::: Dataset excerpts

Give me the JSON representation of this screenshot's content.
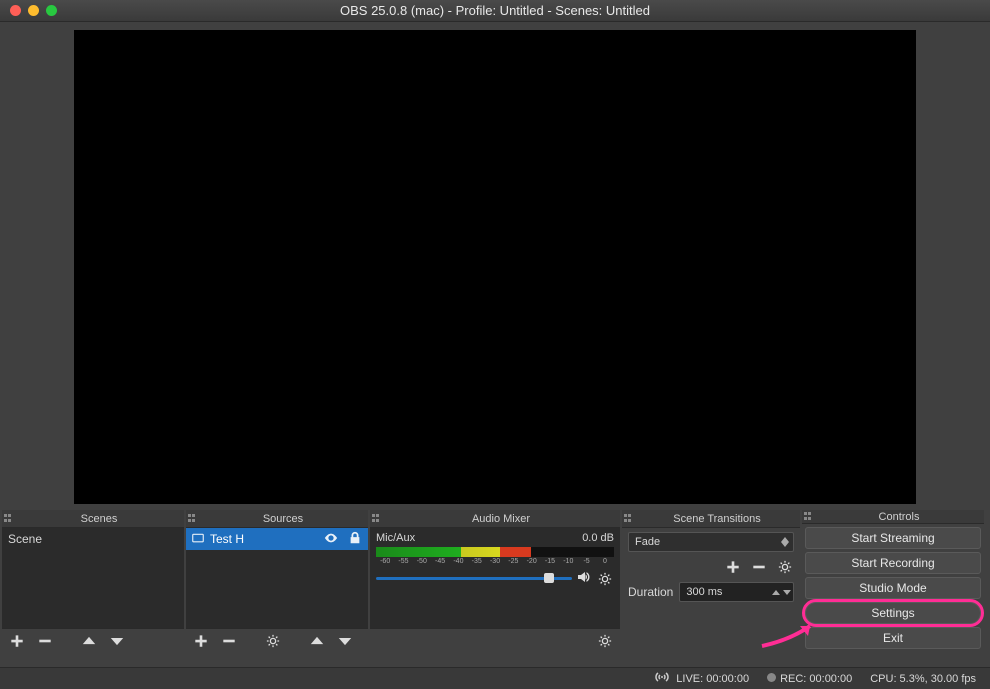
{
  "window": {
    "title": "OBS 25.0.8 (mac) - Profile: Untitled - Scenes: Untitled"
  },
  "docks": {
    "scenes": {
      "title": "Scenes",
      "items": [
        "Scene"
      ]
    },
    "sources": {
      "title": "Sources",
      "items": [
        {
          "name": "Test H",
          "visible": true,
          "locked": true
        }
      ]
    },
    "mixer": {
      "title": "Audio Mixer",
      "channels": [
        {
          "name": "Mic/Aux",
          "db": "0.0 dB"
        }
      ],
      "ticks": [
        "-60",
        "-55",
        "-50",
        "-45",
        "-40",
        "-35",
        "-30",
        "-25",
        "-20",
        "-15",
        "-10",
        "-5",
        "0"
      ]
    },
    "transitions": {
      "title": "Scene Transitions",
      "current": "Fade",
      "duration_label": "Duration",
      "duration_value": "300 ms"
    },
    "controls": {
      "title": "Controls",
      "buttons": {
        "start_streaming": "Start Streaming",
        "start_recording": "Start Recording",
        "studio_mode": "Studio Mode",
        "settings": "Settings",
        "exit": "Exit"
      }
    }
  },
  "status": {
    "live": "LIVE: 00:00:00",
    "rec": "REC: 00:00:00",
    "cpu": "CPU: 5.3%, 30.00 fps"
  }
}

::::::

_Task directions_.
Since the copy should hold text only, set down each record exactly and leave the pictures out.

_Task output_.
Give me the JSON representation of this screenshot's content.
{
  "window": {
    "title": "OBS 25.0.8 (mac) - Profile: Untitled - Scenes: Untitled"
  },
  "docks": {
    "scenes": {
      "title": "Scenes",
      "items": [
        "Scene"
      ]
    },
    "sources": {
      "title": "Sources",
      "items": [
        {
          "name": "Test H",
          "visible": true,
          "locked": true
        }
      ]
    },
    "mixer": {
      "title": "Audio Mixer",
      "channels": [
        {
          "name": "Mic/Aux",
          "db": "0.0 dB"
        }
      ],
      "ticks": [
        "-60",
        "-55",
        "-50",
        "-45",
        "-40",
        "-35",
        "-30",
        "-25",
        "-20",
        "-15",
        "-10",
        "-5",
        "0"
      ]
    },
    "transitions": {
      "title": "Scene Transitions",
      "current": "Fade",
      "duration_label": "Duration",
      "duration_value": "300 ms"
    },
    "controls": {
      "title": "Controls",
      "buttons": {
        "start_streaming": "Start Streaming",
        "start_recording": "Start Recording",
        "studio_mode": "Studio Mode",
        "settings": "Settings",
        "exit": "Exit"
      }
    }
  },
  "status": {
    "live": "LIVE: 00:00:00",
    "rec": "REC: 00:00:00",
    "cpu": "CPU: 5.3%, 30.00 fps"
  }
}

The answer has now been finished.